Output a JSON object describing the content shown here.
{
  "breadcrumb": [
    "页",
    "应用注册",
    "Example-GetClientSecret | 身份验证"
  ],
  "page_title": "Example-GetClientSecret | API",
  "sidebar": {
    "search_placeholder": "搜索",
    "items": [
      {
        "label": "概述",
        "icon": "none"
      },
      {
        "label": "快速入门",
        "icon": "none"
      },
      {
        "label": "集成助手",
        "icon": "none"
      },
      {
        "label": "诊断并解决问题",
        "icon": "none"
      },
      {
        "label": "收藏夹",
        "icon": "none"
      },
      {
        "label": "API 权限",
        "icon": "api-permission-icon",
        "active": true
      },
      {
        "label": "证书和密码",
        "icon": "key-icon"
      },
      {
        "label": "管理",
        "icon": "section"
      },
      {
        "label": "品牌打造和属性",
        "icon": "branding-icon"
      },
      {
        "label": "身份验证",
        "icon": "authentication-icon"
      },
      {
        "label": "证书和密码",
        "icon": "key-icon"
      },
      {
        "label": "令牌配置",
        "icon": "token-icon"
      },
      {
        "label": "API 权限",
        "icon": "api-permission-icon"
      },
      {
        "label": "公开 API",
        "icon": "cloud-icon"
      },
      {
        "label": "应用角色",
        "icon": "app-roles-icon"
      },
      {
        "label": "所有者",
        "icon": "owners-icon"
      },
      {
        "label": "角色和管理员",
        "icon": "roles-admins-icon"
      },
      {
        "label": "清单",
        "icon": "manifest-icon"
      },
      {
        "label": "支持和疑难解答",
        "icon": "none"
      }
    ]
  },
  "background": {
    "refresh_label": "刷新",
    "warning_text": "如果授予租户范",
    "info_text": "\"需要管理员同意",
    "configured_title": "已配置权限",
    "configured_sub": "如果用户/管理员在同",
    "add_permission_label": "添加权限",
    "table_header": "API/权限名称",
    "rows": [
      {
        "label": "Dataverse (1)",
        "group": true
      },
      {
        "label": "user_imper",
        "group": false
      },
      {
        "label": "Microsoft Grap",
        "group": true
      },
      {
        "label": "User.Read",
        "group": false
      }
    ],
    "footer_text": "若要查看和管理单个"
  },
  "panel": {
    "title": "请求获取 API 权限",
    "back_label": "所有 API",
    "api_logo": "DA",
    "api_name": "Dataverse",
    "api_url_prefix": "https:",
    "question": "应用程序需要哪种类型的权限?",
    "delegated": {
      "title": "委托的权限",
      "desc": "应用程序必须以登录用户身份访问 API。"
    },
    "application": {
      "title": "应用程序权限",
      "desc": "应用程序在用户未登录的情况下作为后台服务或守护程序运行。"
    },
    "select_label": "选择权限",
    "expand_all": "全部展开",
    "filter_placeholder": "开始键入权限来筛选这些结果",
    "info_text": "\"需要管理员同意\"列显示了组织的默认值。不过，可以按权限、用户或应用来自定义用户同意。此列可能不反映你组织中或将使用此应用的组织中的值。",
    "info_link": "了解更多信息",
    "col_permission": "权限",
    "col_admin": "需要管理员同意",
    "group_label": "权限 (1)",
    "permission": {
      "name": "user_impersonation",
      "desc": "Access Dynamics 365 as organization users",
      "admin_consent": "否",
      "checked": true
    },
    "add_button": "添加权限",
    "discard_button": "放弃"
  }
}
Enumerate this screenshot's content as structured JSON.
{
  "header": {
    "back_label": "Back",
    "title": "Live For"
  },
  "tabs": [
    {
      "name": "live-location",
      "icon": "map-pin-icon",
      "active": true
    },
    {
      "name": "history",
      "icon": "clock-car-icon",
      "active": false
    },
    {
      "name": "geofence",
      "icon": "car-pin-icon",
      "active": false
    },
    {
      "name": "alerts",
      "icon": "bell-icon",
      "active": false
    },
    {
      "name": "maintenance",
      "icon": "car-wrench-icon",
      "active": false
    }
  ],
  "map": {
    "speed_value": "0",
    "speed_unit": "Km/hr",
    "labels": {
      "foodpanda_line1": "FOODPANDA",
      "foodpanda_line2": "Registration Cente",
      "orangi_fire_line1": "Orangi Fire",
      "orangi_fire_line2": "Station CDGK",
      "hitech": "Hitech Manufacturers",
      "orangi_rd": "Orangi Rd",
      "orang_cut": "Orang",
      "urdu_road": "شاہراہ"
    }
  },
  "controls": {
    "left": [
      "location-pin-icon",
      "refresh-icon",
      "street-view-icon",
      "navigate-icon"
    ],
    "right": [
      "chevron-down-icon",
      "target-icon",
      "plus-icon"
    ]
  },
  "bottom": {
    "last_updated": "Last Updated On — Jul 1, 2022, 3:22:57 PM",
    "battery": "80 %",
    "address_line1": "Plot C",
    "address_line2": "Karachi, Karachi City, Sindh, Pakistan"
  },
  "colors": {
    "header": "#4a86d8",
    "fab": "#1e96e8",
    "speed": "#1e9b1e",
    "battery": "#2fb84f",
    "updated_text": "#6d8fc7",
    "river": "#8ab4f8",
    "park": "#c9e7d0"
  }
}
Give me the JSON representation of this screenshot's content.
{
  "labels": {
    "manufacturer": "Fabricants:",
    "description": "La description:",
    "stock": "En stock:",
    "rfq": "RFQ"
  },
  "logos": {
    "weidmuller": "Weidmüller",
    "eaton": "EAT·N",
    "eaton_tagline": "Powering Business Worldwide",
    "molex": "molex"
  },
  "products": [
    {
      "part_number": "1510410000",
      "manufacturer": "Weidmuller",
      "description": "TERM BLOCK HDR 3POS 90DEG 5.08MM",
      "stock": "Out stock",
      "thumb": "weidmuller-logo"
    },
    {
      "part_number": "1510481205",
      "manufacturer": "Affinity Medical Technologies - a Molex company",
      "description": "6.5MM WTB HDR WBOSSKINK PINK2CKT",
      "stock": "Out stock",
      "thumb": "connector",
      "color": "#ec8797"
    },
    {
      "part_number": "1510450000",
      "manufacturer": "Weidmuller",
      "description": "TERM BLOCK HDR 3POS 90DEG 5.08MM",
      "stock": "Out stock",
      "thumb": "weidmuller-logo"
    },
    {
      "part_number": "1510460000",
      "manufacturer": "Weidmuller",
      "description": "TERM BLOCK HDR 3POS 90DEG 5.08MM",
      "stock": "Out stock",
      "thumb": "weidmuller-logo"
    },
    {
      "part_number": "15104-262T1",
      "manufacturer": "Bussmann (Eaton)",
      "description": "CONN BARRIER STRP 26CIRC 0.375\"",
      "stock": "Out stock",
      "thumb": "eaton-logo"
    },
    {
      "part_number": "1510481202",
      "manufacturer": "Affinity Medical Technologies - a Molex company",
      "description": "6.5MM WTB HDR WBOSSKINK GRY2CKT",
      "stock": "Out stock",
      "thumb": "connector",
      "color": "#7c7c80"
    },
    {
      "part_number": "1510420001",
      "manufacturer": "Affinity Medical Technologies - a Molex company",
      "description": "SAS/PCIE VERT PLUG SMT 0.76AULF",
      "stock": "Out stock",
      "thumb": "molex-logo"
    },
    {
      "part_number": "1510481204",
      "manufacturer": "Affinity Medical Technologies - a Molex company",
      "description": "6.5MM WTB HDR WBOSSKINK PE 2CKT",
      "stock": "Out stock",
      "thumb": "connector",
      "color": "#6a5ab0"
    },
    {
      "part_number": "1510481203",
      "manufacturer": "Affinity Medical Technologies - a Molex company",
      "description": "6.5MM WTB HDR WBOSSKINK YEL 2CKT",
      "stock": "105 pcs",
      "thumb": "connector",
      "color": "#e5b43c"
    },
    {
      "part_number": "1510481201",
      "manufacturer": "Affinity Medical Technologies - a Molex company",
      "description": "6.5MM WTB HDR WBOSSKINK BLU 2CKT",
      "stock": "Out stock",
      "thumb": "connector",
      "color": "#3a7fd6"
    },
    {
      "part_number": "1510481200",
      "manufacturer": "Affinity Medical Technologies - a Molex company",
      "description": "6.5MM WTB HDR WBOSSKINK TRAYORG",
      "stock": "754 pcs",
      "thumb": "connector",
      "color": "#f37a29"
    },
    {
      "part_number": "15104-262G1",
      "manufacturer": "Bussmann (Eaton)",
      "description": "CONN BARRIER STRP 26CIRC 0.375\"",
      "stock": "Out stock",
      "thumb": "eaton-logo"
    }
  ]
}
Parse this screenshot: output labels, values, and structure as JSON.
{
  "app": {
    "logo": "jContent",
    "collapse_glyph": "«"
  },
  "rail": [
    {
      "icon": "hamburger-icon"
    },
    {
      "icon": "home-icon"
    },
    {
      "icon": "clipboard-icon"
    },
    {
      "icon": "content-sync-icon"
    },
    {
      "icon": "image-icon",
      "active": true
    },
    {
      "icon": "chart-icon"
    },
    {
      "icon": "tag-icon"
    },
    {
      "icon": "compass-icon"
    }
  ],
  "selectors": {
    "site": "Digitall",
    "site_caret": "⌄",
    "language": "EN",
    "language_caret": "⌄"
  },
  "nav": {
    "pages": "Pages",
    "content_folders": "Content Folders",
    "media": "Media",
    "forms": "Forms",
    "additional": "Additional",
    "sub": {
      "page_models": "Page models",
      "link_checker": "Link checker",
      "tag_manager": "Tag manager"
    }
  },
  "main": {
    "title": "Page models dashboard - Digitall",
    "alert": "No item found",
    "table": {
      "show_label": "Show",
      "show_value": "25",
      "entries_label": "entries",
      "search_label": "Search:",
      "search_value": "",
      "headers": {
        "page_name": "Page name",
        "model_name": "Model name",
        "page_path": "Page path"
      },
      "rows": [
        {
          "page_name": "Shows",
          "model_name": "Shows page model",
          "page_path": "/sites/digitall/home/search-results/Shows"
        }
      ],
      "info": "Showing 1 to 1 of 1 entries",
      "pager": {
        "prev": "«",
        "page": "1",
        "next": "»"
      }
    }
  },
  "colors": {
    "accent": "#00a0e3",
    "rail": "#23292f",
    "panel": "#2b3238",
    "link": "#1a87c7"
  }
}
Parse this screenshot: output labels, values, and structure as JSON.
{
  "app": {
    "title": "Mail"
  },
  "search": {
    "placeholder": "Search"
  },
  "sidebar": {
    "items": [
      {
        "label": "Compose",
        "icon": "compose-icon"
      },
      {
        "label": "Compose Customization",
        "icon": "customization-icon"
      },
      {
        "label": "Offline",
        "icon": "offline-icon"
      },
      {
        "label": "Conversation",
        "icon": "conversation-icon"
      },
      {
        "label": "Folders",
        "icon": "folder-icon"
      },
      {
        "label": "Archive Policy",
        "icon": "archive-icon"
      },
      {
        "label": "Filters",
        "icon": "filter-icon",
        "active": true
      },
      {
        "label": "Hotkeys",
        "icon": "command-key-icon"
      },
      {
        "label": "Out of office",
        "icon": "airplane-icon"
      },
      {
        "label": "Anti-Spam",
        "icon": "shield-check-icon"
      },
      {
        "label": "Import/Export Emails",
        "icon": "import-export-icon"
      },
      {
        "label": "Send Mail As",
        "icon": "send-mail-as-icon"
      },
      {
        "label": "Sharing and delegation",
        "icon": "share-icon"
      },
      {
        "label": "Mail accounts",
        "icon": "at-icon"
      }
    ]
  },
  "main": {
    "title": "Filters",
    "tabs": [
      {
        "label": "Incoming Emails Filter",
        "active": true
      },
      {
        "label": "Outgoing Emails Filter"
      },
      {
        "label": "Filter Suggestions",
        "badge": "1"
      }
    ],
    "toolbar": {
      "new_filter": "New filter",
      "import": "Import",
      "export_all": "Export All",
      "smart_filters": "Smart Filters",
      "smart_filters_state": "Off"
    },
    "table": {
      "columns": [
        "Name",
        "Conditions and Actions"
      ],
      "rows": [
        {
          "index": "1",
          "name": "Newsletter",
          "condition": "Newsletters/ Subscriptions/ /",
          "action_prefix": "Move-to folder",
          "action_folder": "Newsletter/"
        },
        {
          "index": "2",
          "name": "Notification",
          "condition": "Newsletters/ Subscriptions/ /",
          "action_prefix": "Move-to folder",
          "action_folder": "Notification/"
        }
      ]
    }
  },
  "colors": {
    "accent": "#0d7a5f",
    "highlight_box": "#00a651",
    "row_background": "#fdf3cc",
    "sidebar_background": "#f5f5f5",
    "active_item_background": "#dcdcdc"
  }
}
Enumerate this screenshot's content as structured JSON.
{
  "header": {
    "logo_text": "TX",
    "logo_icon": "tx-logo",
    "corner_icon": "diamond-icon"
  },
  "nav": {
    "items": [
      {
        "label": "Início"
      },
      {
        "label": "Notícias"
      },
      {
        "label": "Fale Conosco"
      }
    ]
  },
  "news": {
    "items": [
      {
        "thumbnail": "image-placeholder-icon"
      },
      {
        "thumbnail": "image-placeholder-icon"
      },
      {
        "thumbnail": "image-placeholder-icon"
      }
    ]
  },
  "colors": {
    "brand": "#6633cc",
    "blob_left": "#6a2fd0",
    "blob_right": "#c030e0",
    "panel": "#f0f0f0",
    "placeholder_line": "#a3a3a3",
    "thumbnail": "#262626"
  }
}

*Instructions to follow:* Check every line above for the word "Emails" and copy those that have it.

*Result for this exercise:*
        "label": "Import/Export Emails",
        "label": "Incoming Emails Filter",
        "label": "Outgoing Emails Filter"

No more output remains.